*Interface dataset entries*:
════════════════
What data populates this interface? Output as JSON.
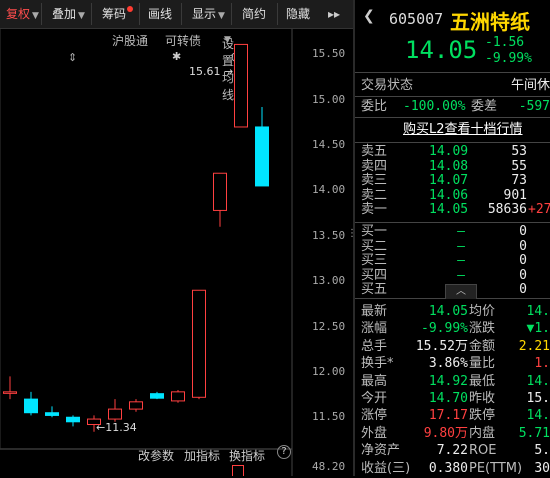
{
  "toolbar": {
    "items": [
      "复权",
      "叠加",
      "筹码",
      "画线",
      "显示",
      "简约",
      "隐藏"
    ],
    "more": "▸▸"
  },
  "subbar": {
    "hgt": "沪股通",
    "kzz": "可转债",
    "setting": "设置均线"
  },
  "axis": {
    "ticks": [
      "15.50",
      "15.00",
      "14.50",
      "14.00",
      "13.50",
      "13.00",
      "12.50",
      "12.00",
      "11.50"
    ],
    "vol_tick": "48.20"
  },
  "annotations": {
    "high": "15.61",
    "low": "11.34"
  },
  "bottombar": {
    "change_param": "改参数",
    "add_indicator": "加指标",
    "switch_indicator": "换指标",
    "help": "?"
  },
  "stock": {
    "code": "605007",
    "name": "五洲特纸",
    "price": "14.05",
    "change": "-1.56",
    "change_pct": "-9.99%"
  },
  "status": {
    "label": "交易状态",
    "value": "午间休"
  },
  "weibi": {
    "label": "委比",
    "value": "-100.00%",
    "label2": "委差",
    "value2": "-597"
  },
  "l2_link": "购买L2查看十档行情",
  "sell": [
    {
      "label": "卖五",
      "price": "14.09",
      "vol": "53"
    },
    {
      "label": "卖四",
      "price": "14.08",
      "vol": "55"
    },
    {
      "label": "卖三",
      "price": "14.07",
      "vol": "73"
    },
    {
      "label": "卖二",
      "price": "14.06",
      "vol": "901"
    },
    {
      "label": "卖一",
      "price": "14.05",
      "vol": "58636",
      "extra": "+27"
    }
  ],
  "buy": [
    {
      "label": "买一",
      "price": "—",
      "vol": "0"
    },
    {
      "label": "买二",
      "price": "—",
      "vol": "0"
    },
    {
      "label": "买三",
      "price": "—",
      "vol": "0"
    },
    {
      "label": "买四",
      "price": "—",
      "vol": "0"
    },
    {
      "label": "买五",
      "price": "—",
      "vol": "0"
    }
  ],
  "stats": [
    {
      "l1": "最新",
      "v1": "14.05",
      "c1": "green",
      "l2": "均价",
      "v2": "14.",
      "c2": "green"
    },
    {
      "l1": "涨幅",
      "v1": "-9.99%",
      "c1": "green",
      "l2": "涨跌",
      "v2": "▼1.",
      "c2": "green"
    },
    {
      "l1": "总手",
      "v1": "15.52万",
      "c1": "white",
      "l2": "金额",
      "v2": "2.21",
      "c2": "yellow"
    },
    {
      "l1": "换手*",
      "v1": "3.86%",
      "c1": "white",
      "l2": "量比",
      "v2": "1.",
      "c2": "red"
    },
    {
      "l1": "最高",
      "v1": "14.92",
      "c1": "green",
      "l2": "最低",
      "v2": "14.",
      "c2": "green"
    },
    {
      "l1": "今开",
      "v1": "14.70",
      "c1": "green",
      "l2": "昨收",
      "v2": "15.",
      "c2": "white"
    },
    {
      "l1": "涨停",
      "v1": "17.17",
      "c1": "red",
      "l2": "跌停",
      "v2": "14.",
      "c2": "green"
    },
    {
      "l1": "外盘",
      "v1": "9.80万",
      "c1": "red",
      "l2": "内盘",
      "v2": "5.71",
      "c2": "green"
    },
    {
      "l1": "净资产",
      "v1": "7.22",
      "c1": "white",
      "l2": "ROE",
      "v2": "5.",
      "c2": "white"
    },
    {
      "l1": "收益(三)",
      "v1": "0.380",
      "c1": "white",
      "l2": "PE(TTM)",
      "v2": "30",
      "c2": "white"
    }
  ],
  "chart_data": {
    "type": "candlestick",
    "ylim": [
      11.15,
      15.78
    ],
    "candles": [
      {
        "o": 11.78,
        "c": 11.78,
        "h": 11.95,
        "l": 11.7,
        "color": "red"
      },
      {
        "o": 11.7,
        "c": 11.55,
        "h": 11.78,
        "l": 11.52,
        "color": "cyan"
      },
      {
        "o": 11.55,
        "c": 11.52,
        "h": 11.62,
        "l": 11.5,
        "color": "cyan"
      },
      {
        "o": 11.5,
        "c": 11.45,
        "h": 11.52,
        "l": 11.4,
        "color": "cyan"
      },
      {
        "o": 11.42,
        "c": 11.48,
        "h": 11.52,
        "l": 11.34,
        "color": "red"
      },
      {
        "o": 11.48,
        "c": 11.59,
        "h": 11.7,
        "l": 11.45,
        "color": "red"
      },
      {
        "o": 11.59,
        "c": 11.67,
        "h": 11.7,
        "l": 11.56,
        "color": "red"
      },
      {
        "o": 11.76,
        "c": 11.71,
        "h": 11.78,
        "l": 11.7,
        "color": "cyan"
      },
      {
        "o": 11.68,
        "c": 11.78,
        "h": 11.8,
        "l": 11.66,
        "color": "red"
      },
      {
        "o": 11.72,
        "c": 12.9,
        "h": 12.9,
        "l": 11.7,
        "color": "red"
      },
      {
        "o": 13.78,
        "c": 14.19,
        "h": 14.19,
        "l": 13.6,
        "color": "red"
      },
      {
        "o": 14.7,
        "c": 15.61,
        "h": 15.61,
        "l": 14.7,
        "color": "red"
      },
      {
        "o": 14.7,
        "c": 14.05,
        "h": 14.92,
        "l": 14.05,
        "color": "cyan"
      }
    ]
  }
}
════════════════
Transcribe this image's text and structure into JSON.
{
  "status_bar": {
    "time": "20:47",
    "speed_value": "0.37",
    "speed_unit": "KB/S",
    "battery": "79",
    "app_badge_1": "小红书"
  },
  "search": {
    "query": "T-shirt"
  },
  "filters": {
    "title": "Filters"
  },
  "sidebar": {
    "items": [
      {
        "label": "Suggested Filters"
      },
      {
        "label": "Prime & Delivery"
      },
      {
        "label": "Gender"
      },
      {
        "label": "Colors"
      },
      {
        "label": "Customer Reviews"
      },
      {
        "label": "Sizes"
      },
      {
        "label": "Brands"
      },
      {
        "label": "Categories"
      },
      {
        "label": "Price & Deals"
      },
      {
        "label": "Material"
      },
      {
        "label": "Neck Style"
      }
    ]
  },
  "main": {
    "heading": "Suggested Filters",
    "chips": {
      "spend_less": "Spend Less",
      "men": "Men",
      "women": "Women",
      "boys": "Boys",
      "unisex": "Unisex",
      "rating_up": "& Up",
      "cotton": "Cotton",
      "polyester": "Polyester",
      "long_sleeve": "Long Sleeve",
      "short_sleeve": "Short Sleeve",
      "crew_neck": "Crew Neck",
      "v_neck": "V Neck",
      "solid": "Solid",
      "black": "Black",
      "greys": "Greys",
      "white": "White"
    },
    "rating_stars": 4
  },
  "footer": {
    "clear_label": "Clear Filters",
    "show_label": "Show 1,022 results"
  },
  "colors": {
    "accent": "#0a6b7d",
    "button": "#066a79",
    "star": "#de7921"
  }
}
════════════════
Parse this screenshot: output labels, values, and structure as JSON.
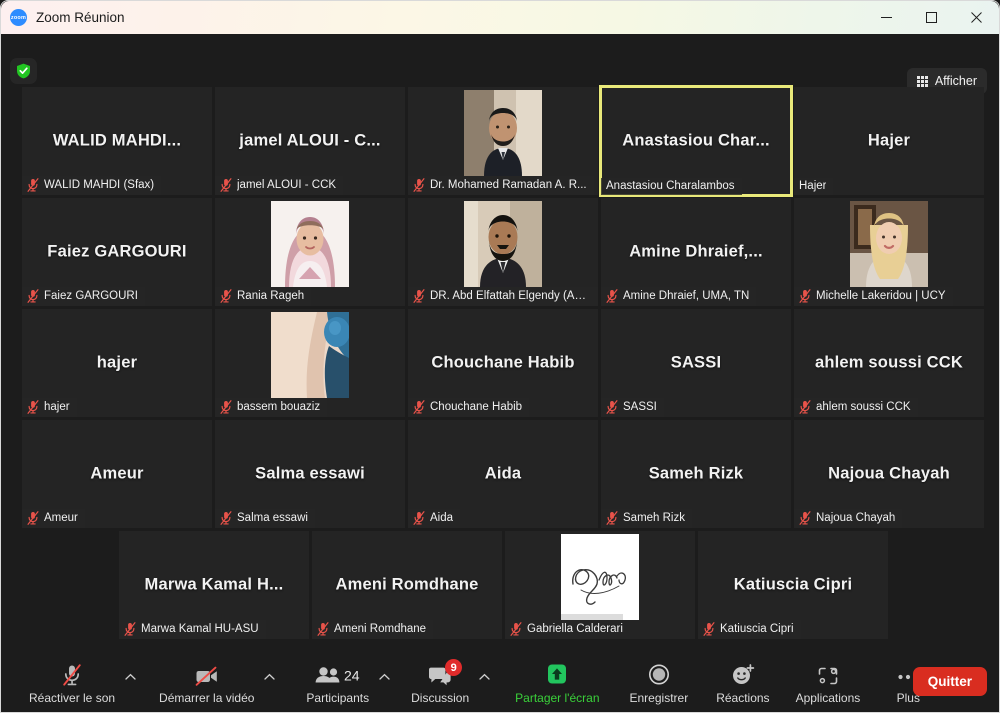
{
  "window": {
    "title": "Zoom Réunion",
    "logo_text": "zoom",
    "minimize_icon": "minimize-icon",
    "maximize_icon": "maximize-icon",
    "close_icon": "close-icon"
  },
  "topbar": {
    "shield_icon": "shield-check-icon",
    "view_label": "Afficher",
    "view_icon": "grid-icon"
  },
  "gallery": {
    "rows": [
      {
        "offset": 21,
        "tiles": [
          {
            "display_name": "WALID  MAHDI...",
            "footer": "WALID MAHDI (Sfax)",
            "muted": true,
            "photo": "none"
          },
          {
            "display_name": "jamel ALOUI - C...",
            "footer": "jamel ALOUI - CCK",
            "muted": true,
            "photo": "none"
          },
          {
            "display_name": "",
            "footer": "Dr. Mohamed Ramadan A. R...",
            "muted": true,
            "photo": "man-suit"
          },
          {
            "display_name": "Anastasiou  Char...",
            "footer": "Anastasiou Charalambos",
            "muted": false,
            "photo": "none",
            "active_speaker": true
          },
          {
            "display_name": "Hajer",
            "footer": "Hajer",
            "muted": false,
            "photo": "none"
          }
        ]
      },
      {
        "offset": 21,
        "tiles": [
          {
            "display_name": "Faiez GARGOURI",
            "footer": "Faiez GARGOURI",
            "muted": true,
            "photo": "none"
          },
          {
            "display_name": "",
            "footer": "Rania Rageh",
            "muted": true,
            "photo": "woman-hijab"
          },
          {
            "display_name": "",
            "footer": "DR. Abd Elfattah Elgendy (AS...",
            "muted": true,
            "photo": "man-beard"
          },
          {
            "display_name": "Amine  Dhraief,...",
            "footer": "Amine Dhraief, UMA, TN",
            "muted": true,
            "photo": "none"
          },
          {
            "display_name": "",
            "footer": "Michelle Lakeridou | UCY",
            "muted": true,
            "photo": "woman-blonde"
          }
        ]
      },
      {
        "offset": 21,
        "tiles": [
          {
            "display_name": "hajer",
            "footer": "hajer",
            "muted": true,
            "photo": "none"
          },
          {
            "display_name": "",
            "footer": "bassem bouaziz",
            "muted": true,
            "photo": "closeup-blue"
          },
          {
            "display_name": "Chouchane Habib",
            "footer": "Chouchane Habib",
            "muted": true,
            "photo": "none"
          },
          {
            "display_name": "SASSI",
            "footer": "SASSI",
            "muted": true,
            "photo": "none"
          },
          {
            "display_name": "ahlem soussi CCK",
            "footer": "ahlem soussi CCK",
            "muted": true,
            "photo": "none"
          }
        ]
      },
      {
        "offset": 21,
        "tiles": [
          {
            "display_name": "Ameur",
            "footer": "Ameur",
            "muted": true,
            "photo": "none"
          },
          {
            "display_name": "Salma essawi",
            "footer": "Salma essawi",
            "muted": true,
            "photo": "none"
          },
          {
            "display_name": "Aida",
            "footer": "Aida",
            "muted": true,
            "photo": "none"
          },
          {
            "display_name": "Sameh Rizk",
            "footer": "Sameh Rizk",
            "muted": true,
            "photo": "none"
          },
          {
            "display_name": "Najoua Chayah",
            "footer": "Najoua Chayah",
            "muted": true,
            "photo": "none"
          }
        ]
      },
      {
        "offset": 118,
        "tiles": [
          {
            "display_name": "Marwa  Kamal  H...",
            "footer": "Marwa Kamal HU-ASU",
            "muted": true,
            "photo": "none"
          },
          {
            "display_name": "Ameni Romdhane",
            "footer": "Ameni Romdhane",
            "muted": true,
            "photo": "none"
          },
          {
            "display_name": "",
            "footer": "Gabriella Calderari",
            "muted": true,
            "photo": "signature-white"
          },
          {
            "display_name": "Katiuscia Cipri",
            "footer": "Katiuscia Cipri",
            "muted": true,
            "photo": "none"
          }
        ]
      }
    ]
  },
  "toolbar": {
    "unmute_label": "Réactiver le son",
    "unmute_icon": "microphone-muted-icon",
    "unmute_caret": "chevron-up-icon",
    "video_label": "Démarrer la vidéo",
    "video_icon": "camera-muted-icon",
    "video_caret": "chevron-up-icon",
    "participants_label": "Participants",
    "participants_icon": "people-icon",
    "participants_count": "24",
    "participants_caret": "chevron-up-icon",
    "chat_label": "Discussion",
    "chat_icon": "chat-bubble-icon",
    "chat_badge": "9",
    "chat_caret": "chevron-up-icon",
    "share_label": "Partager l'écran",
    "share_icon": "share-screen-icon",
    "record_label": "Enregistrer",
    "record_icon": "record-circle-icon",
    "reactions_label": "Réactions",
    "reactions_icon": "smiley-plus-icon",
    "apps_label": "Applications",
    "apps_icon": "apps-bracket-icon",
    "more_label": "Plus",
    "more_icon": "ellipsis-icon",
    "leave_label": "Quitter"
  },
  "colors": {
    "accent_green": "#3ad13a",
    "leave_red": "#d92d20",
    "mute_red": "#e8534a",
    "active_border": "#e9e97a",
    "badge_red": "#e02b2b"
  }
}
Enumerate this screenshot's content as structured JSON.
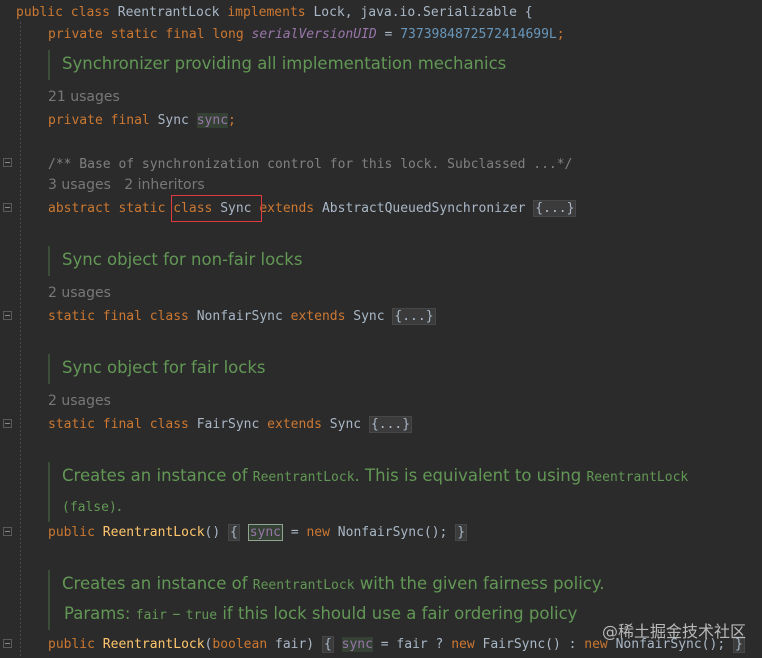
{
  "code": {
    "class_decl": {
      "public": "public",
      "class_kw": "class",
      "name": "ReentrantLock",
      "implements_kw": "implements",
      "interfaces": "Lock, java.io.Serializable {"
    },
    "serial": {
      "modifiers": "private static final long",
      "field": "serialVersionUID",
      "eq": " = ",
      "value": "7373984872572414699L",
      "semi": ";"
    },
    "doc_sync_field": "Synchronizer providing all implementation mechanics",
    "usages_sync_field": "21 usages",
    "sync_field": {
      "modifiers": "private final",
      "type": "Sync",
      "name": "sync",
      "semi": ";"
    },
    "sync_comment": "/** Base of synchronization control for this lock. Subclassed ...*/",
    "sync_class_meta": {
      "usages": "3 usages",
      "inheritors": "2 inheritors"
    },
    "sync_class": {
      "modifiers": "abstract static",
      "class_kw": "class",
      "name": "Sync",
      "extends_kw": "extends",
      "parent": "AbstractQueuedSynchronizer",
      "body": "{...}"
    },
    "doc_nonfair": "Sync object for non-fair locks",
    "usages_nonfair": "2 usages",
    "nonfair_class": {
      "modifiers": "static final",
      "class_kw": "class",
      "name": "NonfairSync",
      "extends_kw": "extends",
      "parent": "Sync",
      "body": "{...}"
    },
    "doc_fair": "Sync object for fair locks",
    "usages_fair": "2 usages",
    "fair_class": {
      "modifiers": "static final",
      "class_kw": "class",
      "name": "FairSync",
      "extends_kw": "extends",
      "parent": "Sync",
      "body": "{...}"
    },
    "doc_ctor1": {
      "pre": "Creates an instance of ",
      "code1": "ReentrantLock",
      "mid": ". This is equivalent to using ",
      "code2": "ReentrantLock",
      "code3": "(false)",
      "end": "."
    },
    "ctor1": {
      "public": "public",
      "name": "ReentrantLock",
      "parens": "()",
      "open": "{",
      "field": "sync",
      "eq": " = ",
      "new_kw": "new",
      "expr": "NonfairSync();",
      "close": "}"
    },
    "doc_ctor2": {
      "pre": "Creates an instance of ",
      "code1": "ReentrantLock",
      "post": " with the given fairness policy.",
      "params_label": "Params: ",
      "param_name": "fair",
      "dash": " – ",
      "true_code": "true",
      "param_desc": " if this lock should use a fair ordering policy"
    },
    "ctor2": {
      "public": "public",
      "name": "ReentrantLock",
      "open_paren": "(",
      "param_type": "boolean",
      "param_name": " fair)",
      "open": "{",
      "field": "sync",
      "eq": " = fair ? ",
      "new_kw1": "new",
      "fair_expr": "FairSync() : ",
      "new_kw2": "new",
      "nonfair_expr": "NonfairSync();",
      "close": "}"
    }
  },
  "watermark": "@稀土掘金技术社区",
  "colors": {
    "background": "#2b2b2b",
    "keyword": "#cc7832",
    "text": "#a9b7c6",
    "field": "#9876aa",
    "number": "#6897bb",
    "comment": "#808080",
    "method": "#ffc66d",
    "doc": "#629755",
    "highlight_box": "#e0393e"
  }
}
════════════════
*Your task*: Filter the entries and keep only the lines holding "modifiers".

*Written answer*:
      "modifiers": "private static final long",
      "modifiers": "private final",
      "modifiers": "abstract static",
      "modifiers": "static final",
      "modifiers": "static final",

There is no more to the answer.